Besides the gorgeous NYC and Ireland’s scenery, there are plenty of eye candy in this movie! I’d say, a movie featuring both Gerry Butler AND Jeffrey Dean Morgan (as Irish lads no less!) and have both of them sing with such passion can’t be a bad movie! ;) Heck, I went to see it at the theater with my hubby and a guy friend, and BOTH of them admittedly enjoyed this flick!


One thing I LOVE about this movie is the awesome soundtrack. I actually got the CD in my car as I love listening to most of the songs in the album. I don’t even usually like James Blunt’s voice but I like his song Same Mistake here. Now, the Camera Obscura song wasn’t included in the CD, which is a shame as that’s such a lovely song played in the movie’s opening sequence.

Five Fave Songs:

Kisses & Cake theme by John Powell

On top of the songs, the instrumental theme is gorgeous! John Powell‘s one of my fave composers, who’s done a bunch of work for animated films like How To Train Your Dragon (another fave of mine), Ice Age, Rio, etc. But looking at his resume, he’s also done a bunch of action genres like The Italian Job, X-Men: The Last Stand, as well as the Bourne films.
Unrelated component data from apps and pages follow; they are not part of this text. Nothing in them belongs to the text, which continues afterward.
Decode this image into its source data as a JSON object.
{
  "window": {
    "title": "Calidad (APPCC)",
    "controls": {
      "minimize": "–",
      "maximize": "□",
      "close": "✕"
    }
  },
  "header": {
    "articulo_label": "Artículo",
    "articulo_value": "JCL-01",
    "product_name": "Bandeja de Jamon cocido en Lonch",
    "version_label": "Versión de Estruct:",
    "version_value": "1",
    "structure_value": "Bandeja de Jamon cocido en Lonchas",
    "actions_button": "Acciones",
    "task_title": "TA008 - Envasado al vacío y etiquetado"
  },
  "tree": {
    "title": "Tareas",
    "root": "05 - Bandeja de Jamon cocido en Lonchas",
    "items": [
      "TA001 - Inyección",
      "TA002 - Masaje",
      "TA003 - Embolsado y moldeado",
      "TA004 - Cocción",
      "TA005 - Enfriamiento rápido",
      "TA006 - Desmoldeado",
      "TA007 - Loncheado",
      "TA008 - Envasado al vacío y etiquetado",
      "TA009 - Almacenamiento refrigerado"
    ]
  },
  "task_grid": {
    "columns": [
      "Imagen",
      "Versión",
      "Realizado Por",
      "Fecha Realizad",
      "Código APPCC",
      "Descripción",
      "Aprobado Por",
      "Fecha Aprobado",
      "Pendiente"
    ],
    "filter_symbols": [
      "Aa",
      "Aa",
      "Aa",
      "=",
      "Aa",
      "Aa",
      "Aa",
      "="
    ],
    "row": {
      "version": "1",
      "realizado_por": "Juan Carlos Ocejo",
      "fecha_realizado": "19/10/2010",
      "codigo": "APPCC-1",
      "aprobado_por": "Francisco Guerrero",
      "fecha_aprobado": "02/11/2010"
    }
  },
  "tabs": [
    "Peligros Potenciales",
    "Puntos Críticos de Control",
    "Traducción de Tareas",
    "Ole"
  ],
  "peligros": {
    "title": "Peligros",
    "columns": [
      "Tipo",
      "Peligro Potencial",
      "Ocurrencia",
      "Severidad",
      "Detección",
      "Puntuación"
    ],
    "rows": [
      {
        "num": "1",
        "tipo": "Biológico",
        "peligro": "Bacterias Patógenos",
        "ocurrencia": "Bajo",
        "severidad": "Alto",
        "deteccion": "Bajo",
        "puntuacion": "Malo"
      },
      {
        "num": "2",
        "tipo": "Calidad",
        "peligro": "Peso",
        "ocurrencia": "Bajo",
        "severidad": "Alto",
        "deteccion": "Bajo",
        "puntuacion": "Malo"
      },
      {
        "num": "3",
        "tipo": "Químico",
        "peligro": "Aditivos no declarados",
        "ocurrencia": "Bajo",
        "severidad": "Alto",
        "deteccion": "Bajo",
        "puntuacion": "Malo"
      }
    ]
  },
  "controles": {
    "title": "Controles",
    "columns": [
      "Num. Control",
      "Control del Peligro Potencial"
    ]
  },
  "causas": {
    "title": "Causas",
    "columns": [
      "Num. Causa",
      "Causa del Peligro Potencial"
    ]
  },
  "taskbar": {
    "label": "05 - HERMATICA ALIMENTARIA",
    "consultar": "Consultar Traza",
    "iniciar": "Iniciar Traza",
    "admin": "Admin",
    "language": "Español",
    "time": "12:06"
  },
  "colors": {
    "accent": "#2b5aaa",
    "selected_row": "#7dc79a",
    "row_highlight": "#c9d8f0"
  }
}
Hope you enjoyed the music break!  Have you seen P.S. I Love You?

Music Break: Five favorite scores from sci-fi movies about robots


As Ted just reviewed Chappie this weekend, he mentioned that the only thing he liked in the movie was Hans Zimmer‘s score. So it made me think of other robot movies that have great, memorable soundtracks. First thing that came to mind is of course Pacific Rim, boy I love that movie and its soundtrack, but I’ve featured that in previous music break here.

So here are five of my favorite movies dealing with robots and/or artificial intelligence. It’s interesting how soulful most of the music of sci-fi movies can be, and Blade Runner in particular, have such an emotionally haunting quality about it. For some reason I didn’t include the A.I. soundtrack as one of my favorite John Williams’ scores which is a glaring omission as it’s just sooo beautiful. I also like the song For Always by Lara Fabian, but the instrumental side is even more gorgeous. So here they are in order of release:

Blade Runner (1982)

By Vangelis


Terminator 2: Judgment Day (1991)

By Brad Fiedel


The Iron Giant (1999)

By Michael Kamen


Artificial Intelligence (2001)

By John Williams


Big Hero 6 (2014)

By Henry Jackman



I simply have to include this one even though it’s a TV series. My hubby is a big fan too, especially from the earlier seasons.

Battlestar Galactica (2004 Series) by Bear McCreary

Hope you enjoy this music break. What are some of YOUR favorite soundtrack from sci-fi movies about robots?